WORK ORDER:
Read the lines of the data below and retrieve those with "value".

[Data records]
- - - -

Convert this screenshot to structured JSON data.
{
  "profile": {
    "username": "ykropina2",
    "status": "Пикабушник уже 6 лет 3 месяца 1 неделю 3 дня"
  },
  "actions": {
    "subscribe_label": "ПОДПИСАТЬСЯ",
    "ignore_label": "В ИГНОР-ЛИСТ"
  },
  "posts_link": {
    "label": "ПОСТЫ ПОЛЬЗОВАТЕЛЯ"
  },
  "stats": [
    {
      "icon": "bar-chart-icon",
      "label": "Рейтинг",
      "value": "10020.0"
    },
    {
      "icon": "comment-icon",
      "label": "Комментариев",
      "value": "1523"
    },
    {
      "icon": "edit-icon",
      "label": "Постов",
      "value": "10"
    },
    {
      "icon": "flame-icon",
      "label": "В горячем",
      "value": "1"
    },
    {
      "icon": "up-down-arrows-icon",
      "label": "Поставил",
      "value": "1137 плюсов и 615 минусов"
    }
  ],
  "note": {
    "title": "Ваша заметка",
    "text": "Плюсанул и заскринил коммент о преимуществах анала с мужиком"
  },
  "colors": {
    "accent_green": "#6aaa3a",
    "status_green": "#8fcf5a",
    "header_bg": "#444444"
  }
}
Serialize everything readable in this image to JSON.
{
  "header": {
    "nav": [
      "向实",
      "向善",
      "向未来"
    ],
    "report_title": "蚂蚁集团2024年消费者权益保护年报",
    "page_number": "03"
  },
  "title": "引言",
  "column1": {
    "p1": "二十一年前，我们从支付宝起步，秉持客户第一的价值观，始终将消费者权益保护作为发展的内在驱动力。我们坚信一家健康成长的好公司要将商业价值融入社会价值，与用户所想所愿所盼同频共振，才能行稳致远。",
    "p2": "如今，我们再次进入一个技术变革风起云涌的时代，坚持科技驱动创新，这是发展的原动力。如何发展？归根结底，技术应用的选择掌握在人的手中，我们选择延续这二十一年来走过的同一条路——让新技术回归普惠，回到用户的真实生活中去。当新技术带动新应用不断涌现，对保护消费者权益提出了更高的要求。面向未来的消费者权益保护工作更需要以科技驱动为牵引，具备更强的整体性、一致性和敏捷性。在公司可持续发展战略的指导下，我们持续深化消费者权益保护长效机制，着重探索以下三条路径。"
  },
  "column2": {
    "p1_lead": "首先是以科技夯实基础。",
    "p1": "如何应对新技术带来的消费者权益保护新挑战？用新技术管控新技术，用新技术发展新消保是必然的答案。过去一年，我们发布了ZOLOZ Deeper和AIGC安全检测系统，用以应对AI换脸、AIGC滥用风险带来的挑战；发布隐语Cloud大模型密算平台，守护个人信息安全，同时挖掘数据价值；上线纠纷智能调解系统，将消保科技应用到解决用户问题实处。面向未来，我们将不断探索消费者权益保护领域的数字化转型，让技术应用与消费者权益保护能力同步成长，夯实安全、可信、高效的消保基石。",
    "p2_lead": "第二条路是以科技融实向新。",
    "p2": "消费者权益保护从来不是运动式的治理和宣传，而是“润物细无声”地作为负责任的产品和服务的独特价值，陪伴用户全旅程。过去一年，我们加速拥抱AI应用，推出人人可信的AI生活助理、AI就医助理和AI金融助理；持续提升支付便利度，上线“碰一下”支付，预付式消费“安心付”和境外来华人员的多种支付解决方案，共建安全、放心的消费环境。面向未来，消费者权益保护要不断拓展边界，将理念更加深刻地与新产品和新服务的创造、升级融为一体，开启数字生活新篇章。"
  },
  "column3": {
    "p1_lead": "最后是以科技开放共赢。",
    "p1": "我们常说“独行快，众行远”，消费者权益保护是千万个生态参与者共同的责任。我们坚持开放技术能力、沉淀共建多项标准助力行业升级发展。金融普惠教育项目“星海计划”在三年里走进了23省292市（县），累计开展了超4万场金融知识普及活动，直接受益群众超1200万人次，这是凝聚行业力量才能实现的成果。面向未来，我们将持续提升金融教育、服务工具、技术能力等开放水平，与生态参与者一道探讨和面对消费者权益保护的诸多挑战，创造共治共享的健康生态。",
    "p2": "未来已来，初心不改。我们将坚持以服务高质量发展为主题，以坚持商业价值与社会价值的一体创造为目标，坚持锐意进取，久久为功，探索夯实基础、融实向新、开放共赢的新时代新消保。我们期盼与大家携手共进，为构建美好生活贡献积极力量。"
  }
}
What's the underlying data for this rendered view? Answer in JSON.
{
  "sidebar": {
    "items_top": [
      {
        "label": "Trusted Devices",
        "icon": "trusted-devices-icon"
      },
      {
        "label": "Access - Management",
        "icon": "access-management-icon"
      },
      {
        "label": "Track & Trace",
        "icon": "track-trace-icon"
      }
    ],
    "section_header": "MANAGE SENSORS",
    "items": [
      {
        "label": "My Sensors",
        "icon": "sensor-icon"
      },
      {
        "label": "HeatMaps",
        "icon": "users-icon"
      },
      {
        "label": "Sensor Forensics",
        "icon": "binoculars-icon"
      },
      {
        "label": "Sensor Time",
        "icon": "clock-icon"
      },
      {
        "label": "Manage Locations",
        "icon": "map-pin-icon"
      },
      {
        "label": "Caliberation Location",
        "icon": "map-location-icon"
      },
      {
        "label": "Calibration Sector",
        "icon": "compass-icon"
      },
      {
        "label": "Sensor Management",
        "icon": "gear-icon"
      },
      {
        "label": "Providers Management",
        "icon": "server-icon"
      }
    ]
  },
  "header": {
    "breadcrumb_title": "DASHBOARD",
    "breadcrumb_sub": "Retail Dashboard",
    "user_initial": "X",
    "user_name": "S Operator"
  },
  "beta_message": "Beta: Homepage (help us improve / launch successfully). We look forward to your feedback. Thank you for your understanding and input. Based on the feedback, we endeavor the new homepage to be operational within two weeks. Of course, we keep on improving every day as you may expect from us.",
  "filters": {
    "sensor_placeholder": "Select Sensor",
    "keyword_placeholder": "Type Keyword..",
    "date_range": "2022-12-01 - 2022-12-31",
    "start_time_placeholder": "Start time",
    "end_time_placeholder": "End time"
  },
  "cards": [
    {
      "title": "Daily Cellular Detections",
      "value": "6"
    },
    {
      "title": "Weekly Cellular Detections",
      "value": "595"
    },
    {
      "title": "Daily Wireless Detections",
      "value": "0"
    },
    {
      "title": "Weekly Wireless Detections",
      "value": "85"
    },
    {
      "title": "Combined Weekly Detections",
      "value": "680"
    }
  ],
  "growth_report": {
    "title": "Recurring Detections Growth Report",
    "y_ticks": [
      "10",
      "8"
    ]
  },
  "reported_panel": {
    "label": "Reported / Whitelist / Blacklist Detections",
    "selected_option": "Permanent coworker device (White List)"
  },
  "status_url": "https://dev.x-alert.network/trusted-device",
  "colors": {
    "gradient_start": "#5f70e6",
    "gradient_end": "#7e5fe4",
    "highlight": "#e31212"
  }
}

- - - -

THE COMPLETED TASK:
      "value": "10020.0"
      "value": "1523"
      "value": "10"
      "value": "1"
      "value": "1137 плюсов и 615 минусов"
      "value": "6"
      "value": "595"
      "value": "0"
      "value": "85"
      "value": "680"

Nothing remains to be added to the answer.